    Several, actually. Burnett won his first game since July 28th with the help of a changeup that he's rarely thrown in the past playing a major role. He got several of his eight strikeouts on the pitch, clearly using it as a surprise for hitters conditioned to see nothing but fastballs and curveballs from Burnett because Burnett has stubbornly stuck to those two pitches no matter how poorly he's been throwing them. 

    Obviously, the desperation felt by everyone watching Burnett pitch in August was shared by the man himself. It was no small help that his curveball was sharper than its been in some time because it allowed Burnett to get ahead of hitters, but having that changeup and the uncertainty it brought with it was clearly the difference.

    No one should be writing any heroic odes to the way Burnett saved his season just yet. He still gave up three runs in six innings and appeared to be on the edge of disaster at a couple of different moments before Joe Girardi pulled him after 91 pitches.
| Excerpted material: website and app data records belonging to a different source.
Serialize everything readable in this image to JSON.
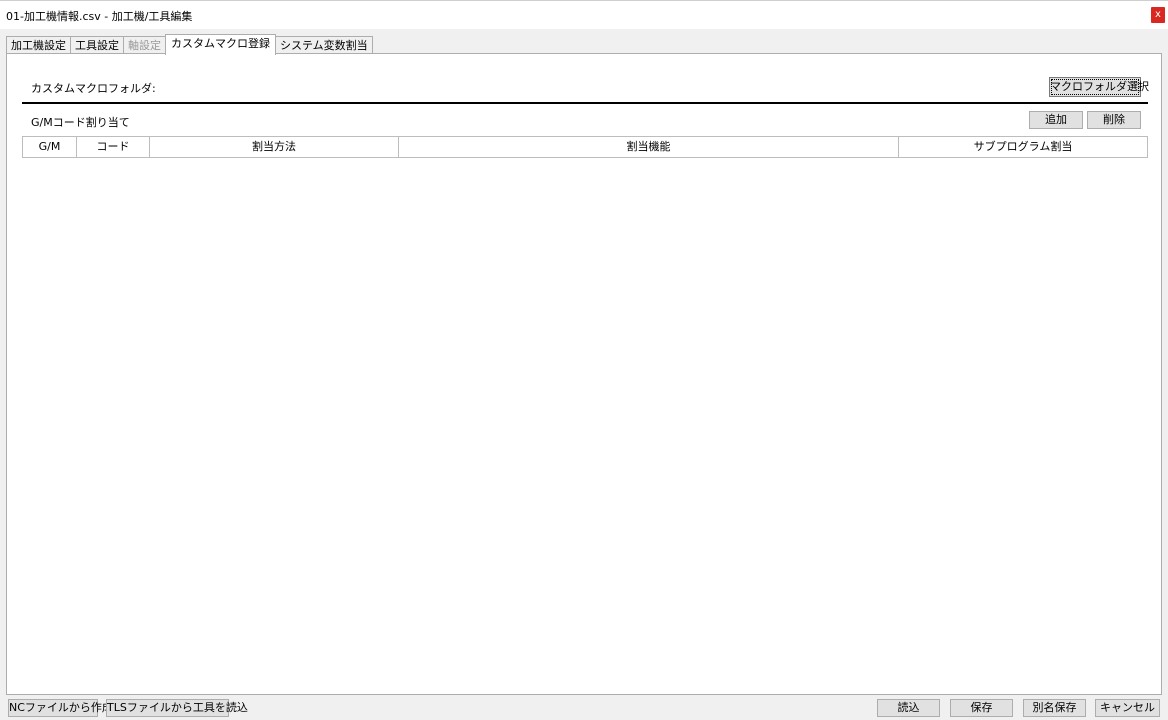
{
  "window": {
    "title": "01-加工機情報.csv - 加工機/工具編集",
    "close_label": "x"
  },
  "tabs": [
    {
      "label": "加工機設定",
      "state": "normal"
    },
    {
      "label": "工具設定",
      "state": "normal"
    },
    {
      "label": "軸設定",
      "state": "disabled"
    },
    {
      "label": "カスタムマクロ登録",
      "state": "active"
    },
    {
      "label": "システム変数割当",
      "state": "normal"
    }
  ],
  "macro_folder": {
    "label": "カスタムマクロフォルダ:",
    "select_button": "マクロフォルダ選択"
  },
  "gm_assign": {
    "label": "G/Mコード割り当て",
    "add_button": "追加",
    "delete_button": "削除",
    "columns": [
      "G/M",
      "コード",
      "割当方法",
      "割当機能",
      "サブプログラム割当"
    ],
    "rows": []
  },
  "footer": {
    "create_from_nc": "NCファイルから作成",
    "load_tools_from_tls": "TLSファイルから工具を読込",
    "load": "読込",
    "save": "保存",
    "save_as": "別名保存",
    "cancel": "キャンセル"
  }
}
We've seen plenty of better starts than this from Burnett only to see him crash and burn his next time out of the gate. No one should make any proclamations just yet, then.

    Still, it was encouraging to see Burnett trying something new. He's always been a pitcher who felt all he had to do was reach down and throw harder to get out of trouble. That wasn't working and it's got a long history of not working well enough to take advantage of his considerable gifts. Understanding that things couldn't get any worse by trying a new approach isn't always the easiest thing to do, so he's earned a pat on the back for taking that first step.

    If he takes another one in his next start, and he's certainly earned another go, then we'll probably look back at Wednesday as one of the bigger nights of the Yankee season.

    Josh Alper is a writer living in New York City and is a contributor to FanHouse.com and ProFootballTalk.com in addition to his duties for NBCNewYork.com. You can follow him on Twitter.